These changes don’t even have to cost you too much money; just make a few changes to your weekly shopping list at the grocery store and you can become heart-healthy. If you are worried that these fresher, healthier ingredients might cost you more than normal, look out for a promo code in food magazines that promote healthy living.
Fruit and Vegetables
Current advice is that everyone should try and eat at least five portions of fresh fruit and vegetables every day. This isn’t always easy to manage, but there are ways to pack extra vegetables into some of your favorite meals and snacks. Making soup at home is an easy way to eat two or three portions of vegetables in just one meal, or you can add chopped up carrots and mushrooms to pasta sauce — also a good way of getting a fussy child to eat veggies without them even knowing it. Smoothies are an excellent way of eating two or three different types of fruit and can work as a healthy and nutritious breakfast; try not to buy pre-blended smoothies from the grocery store, though, as they often have extra sugar and are not as healthy as smoothies freshly made at home.
Good Fats and Bad Fats
Your first instinct when coming up with a heart-healthy diet might be to cut out fats altogether, but that could end up doing more harm than good. After all, a lot of our energy comes from fats, and if you are planning on starting an exercise regimen then you will need the right kind of food to fuel your new active lifestyle. There are good fats and there are bad fats; while it is right to cut bad fats out of your diet, you need some of the good fats to give you the energy you need to take exercise or even just get through the day. Instead of saturated fats, you should try and eat foods which are high in mono and polyunsaturated fats, such as olive oil, cashew nuts, avocado, sunflower seeds and oily fish.
Mind Your Salt Intake
Too much salt in the diet can lead to high blood pressure, which is itself a major contributing factor in the development of heart disease. Lots of processed foods and ready meals are high in salt, so you should try and avoid those in favor of home-cooked meals; you can control your salt intake much better when you are eating meals you have cooked from scratch yourself. You can also buy low-sodium salt for your home, either to add to your cooking or to flavor meals; this is less damaging to your health while still adding a little extra to your food.
Stick to Your Alcohol Limits
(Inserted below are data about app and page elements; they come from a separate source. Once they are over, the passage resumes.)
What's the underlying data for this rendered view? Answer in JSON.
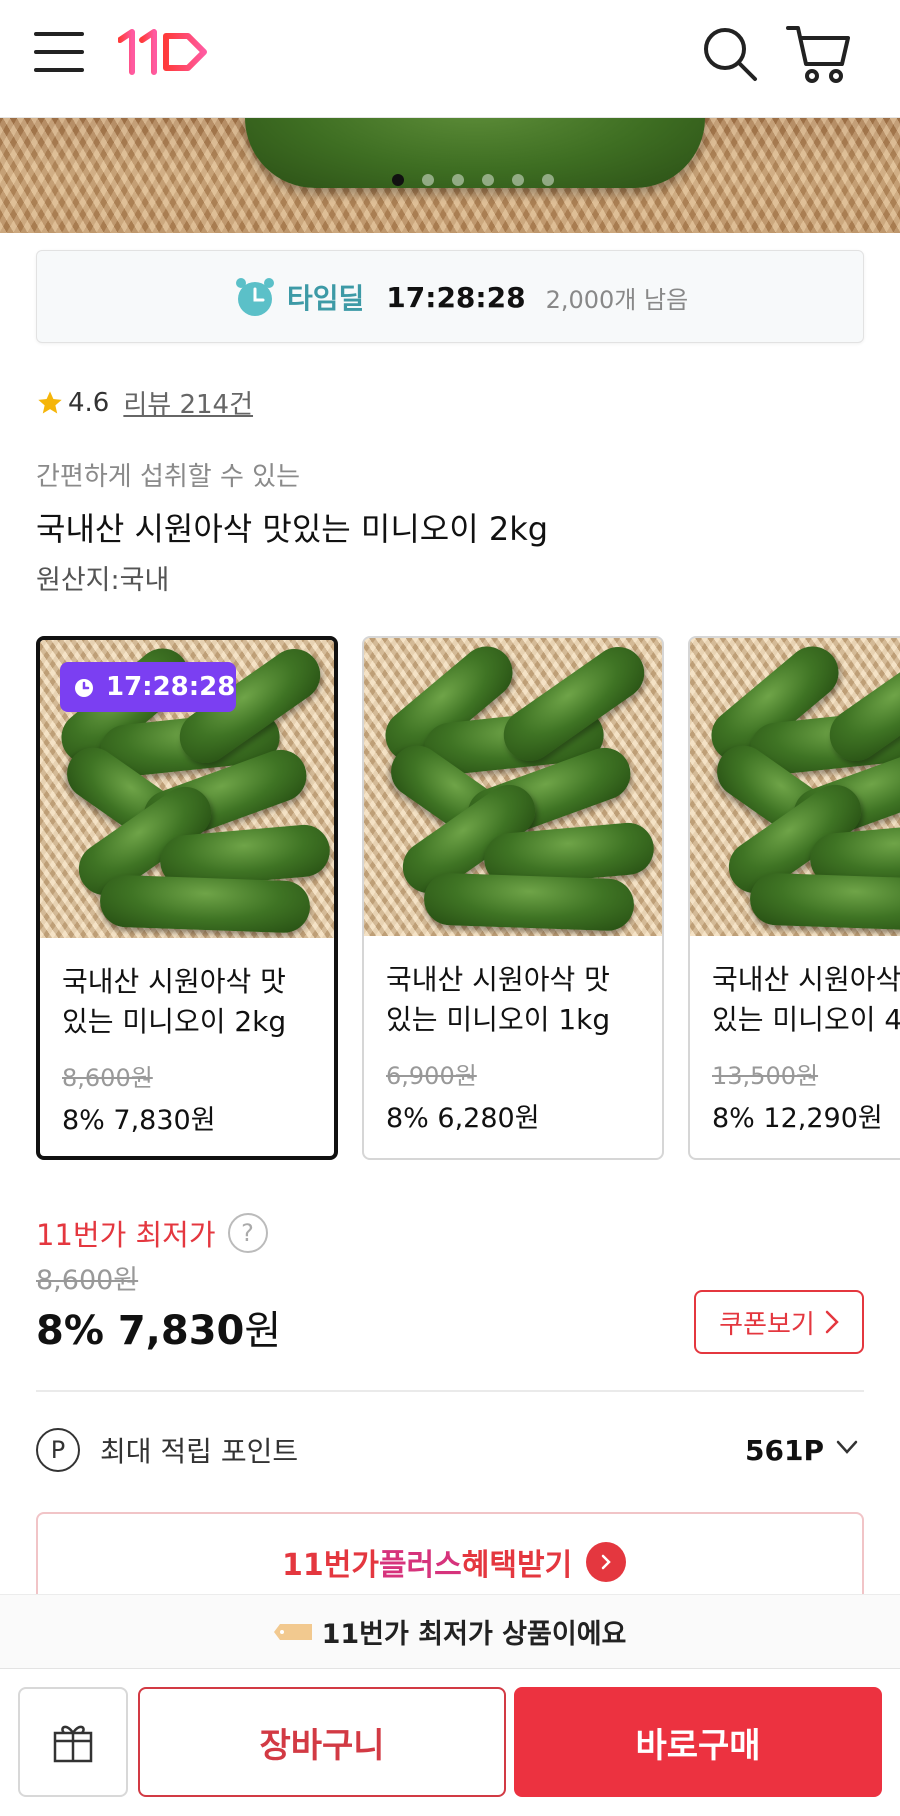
{
  "header": {
    "logo_text": "11",
    "icons": {
      "menu": "hamburger-menu-icon",
      "search": "search-icon",
      "cart": "cart-icon"
    }
  },
  "hero": {
    "slide_count": 6,
    "active_slide": 1
  },
  "time_deal": {
    "label": "타임딜",
    "countdown": "17:28:28",
    "remaining": "2,000개 남음",
    "icon": "alarm-clock-icon"
  },
  "rating": {
    "score": "4.6",
    "reviews": "리뷰 214건"
  },
  "product": {
    "subtitle": "간편하게 섭취할 수 있는",
    "title": "국내산 시원아삭 맛있는 미니오이 2kg",
    "origin": "원산지:국내"
  },
  "options": [
    {
      "name": "국내산 시원아삭 맛\n있는 미니오이 2kg",
      "original_price": "8,600원",
      "price": "8% 7,830원",
      "timer": "17:28:28",
      "selected": true
    },
    {
      "name": "국내산 시원아삭 맛\n있는 미니오이 1kg",
      "original_price": "6,900원",
      "price": "8% 6,280원",
      "selected": false
    },
    {
      "name": "국내산 시원아삭 맛\n있는 미니오이 4",
      "original_price": "13,500원",
      "price": "8% 12,290원",
      "selected": false
    }
  ],
  "pricing": {
    "lowest_label": "11번가 최저가",
    "help": "?",
    "original_price": "8,600원",
    "discount_price": "8% 7,830",
    "unit": "원",
    "coupon_button": "쿠폰보기"
  },
  "points": {
    "icon_letter": "P",
    "label": "최대 적립 포인트",
    "value": "561P"
  },
  "plus_banner": {
    "part1": "11번가",
    "part2": "플러스",
    "part3": " 혜택받기"
  },
  "bottom": {
    "lowest_notice": "11번가 최저가 상품이에요",
    "cart_button": "장바구니",
    "buy_button": "바로구매"
  },
  "colors": {
    "accent_red": "#e4373f",
    "buy_red": "#ec3240",
    "timer_purple": "#7b3ff2",
    "timedeal_teal": "#3d9aa6"
  }
}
Alcohol can also cause problems if you are at risk of heart disease. While you do not need to cut out alcohol altogether unless you have other health problems that would be affected by alcohol intake, you should stick well within the recommended limits. These guidelines are different for men and for women, so make sure you are aware of your limits and aim to stick well below them. After all, they are supposed to be maximum alcohol limits, not a target for your weekly consumption.
These are simple steps that you can take if you want to keep your heart healthier for longer; these are not dramatic or expensive changes, but you can easily find a promo code for certain brands of olive oil, sunflower oil or other useful products for your pantry and refrigerator if you look in food magazines or publications from your local grocery store.